Moïse Hillaret, the first shipwright on the Great Lakes
Joe Calnan 2002
In 1676, the Great Lakes were considered to be the farthest reaches of the colony of New France. To an adventurous young explorer named Robert Cavelier de La Salle, however, the Lakes were merely a stepping-stone in his vision of a continuous French territory stretching from Quebec clear through to the Mississippi Delta. In order to pursue his dream, La Salle needed sailing ships to transport his men and supplies across the open waters of the Great Lakes and down the Mississippi River. His search for a ship builder led to the most capable master of the trade in New France, a 35-year-old former royal carpenter to Louis XIV named Moïse Hillaret. Over the next three years, Hillaret built the first five ships ever to sail on the Lakes, including the most famous of all, Le Griffon.
Hillaret’s beginnings in France
The future builder of La Salle’s Griffon had his origins on the wind-whipped and rainy Atlantic coast of France. He had been born in 1640 in the parish of Saint-Étienne d’Arvert, halfway between Bordeaux and La Rochelle. Hillaret’s birthplace is in the former province of Saintonge. Wealthy in both resources and history, Saintonge had been the site of three noted villas during the time of the Roman Empire and its prosperity had attracted Viking raids in the 800’s. The Dutch cartographer Johan Blaeu wrote in 1663 that “if France is the most gleaming crown of Europe, then Saintonge is the pearl.” And he continued, “the fertility of Saintonge’s soil produces all sorts of fruits in abundance; it harvests six times more grain and grapes than it can consume.”
Saint-Étienne was a Huguenot, or Calvinist Protestant parish. The reformation had come to the Atlantic Coast of France in the 1550’s and religious strife had ensued almost immediately. Eight religious wars had been fought and several massacres occurred in the region before the Edict of Nantes was enacted in 1598 to protect the rights of the Huguenots to practice their faith. The peace provided by the Edict of Nantes was an uneasy one however, and in the 1640’s when Hillaret was born, Saintonge was the scene of violent agrarian conflicts.

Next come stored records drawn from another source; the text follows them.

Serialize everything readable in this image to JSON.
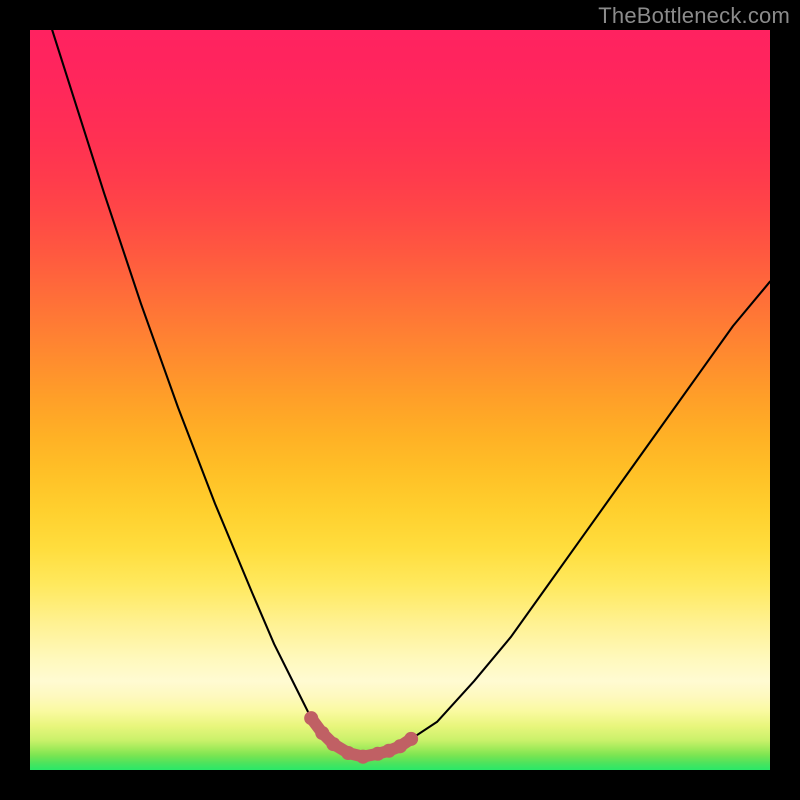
{
  "watermark": "TheBottleneck.com",
  "chart_data": {
    "type": "line",
    "title": "",
    "xlabel": "",
    "ylabel": "",
    "xlim": [
      0,
      100
    ],
    "ylim": [
      0,
      100
    ],
    "series": [
      {
        "name": "curve",
        "color": "#000000",
        "x": [
          3,
          10,
          15,
          20,
          25,
          30,
          33,
          36,
          38,
          39.5,
          41,
          43,
          45,
          47,
          50,
          55,
          60,
          65,
          70,
          75,
          80,
          85,
          90,
          95,
          100
        ],
        "y": [
          100,
          78,
          63,
          49,
          36,
          24,
          17,
          11,
          7,
          5,
          3.5,
          2.3,
          1.8,
          2.2,
          3.2,
          6.5,
          12,
          18,
          25,
          32,
          39,
          46,
          53,
          60,
          66
        ]
      },
      {
        "name": "highlight",
        "color": "#c06064",
        "x": [
          38,
          39.5,
          41,
          43,
          45,
          47,
          48.5,
          50,
          51.5
        ],
        "y": [
          7,
          5,
          3.5,
          2.3,
          1.8,
          2.2,
          2.6,
          3.2,
          4.2
        ]
      }
    ],
    "background_gradient": {
      "bottom": "#2ae869",
      "mid": "#ffee66",
      "top": "#ff2260"
    }
  }
}
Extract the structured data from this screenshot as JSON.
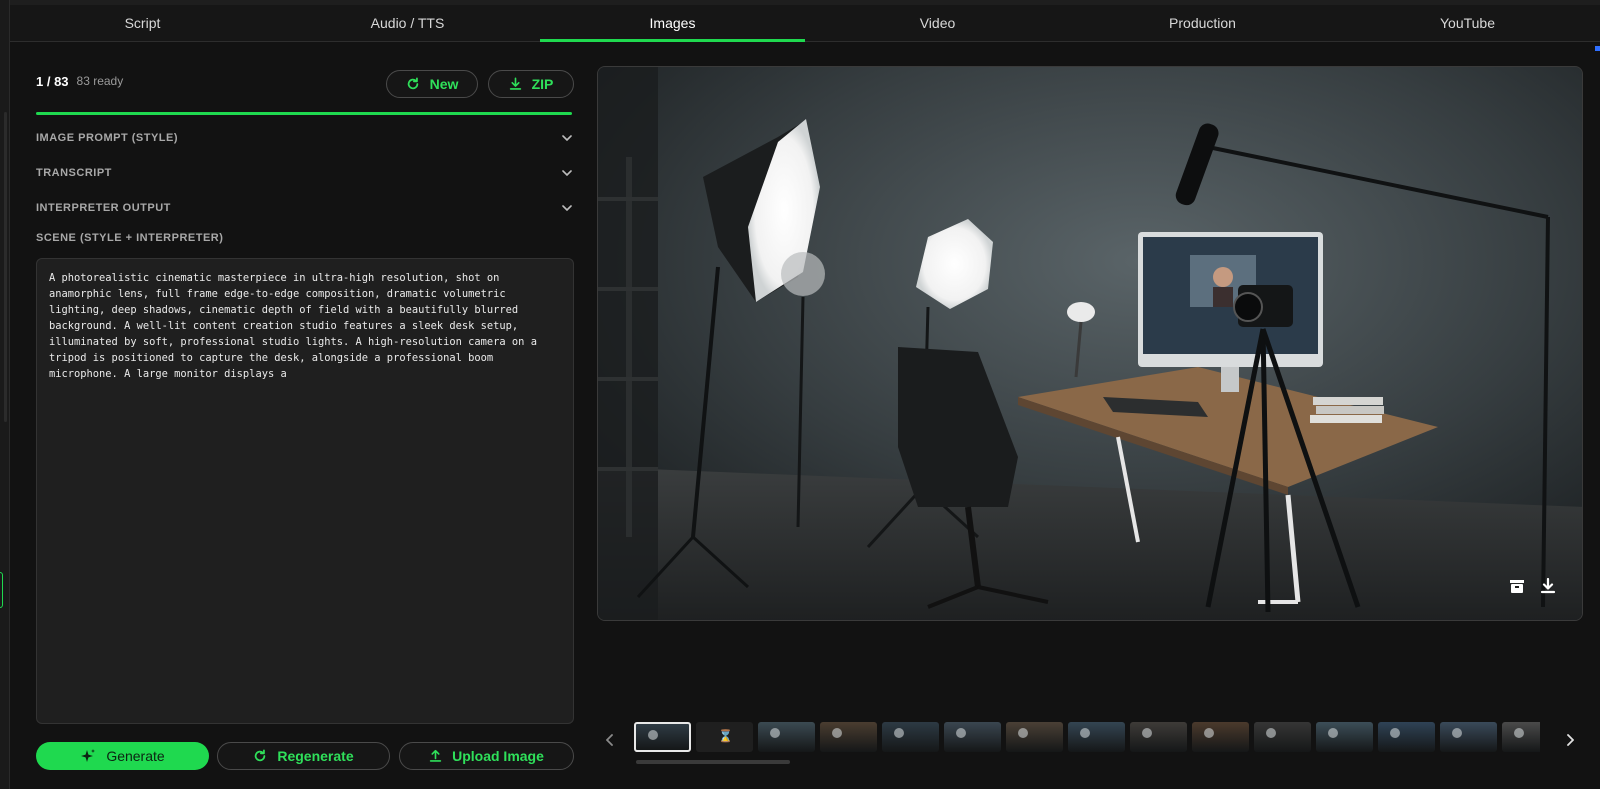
{
  "nav": {
    "tabs": [
      {
        "label": "Script",
        "active": false
      },
      {
        "label": "Audio / TTS",
        "active": false
      },
      {
        "label": "Images",
        "active": true
      },
      {
        "label": "Video",
        "active": false
      },
      {
        "label": "Production",
        "active": false
      },
      {
        "label": "YouTube",
        "active": false
      }
    ]
  },
  "images_panel": {
    "counter": "1 / 83",
    "ready_text": "83 ready",
    "new_button": "New",
    "zip_button": "ZIP",
    "progress_fraction": 1.0,
    "sections": [
      {
        "label": "IMAGE PROMPT (STYLE)",
        "icon": "chevron-down-icon"
      },
      {
        "label": "TRANSCRIPT",
        "icon": "chevron-down-icon"
      },
      {
        "label": "INTERPRETER OUTPUT",
        "icon": "chevron-down-icon"
      }
    ],
    "scene_label": "SCENE (STYLE + INTERPRETER)",
    "scene_text": "A photorealistic cinematic masterpiece in ultra-high resolution, shot on\nanamorphic lens, full frame edge-to-edge composition, dramatic volumetric\nlighting, deep shadows, cinematic depth of field with a beautifully blurred\nbackground. A well-lit content creation studio features a sleek desk setup,\nilluminated by soft, professional studio lights. A high-resolution camera on a\ntripod is positioned to capture the desk, alongside a professional boom\nmicrophone. A large monitor displays a",
    "generate_button": "Generate",
    "regenerate_button": "Regenerate",
    "upload_button": "Upload Image"
  },
  "preview": {
    "actions": [
      "archive-icon",
      "download-icon"
    ]
  },
  "filmstrip": {
    "thumbnail_count": 15,
    "selected_index": 0,
    "pending_index": 1
  },
  "colors": {
    "accent": "#1fd94f",
    "background": "#121212",
    "panel": "#1f1f1f"
  }
}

Despite the upheaval, trade in the wealth of the region continued. Most commonly this trade was carried on in boats and ships. The many coastal ports on the Arvert peninsula each had their shipyards, building and repairing the vessels necessary for the coastal trade. Small open square-rigged boats called chaloupes, larger decked or partially-decked vessels called barques, and still larger three-masted ships called pinasses were the most common working and trading vessels produced by the shipyards of the Arvert Peninsula. It was in these merchant shipyards or in the naval shipyard in nearby Brouage, that Hillaret would have began his apprenticeship as a teenager in the 1650’s. He was already a master ship carpenter at the age of twenty-three, when Monseigneur Colbert de Terron, the Intendant de la Marine in Brouage, recruited him to be a charpentier du roy, or carpenter to the king, in the New World....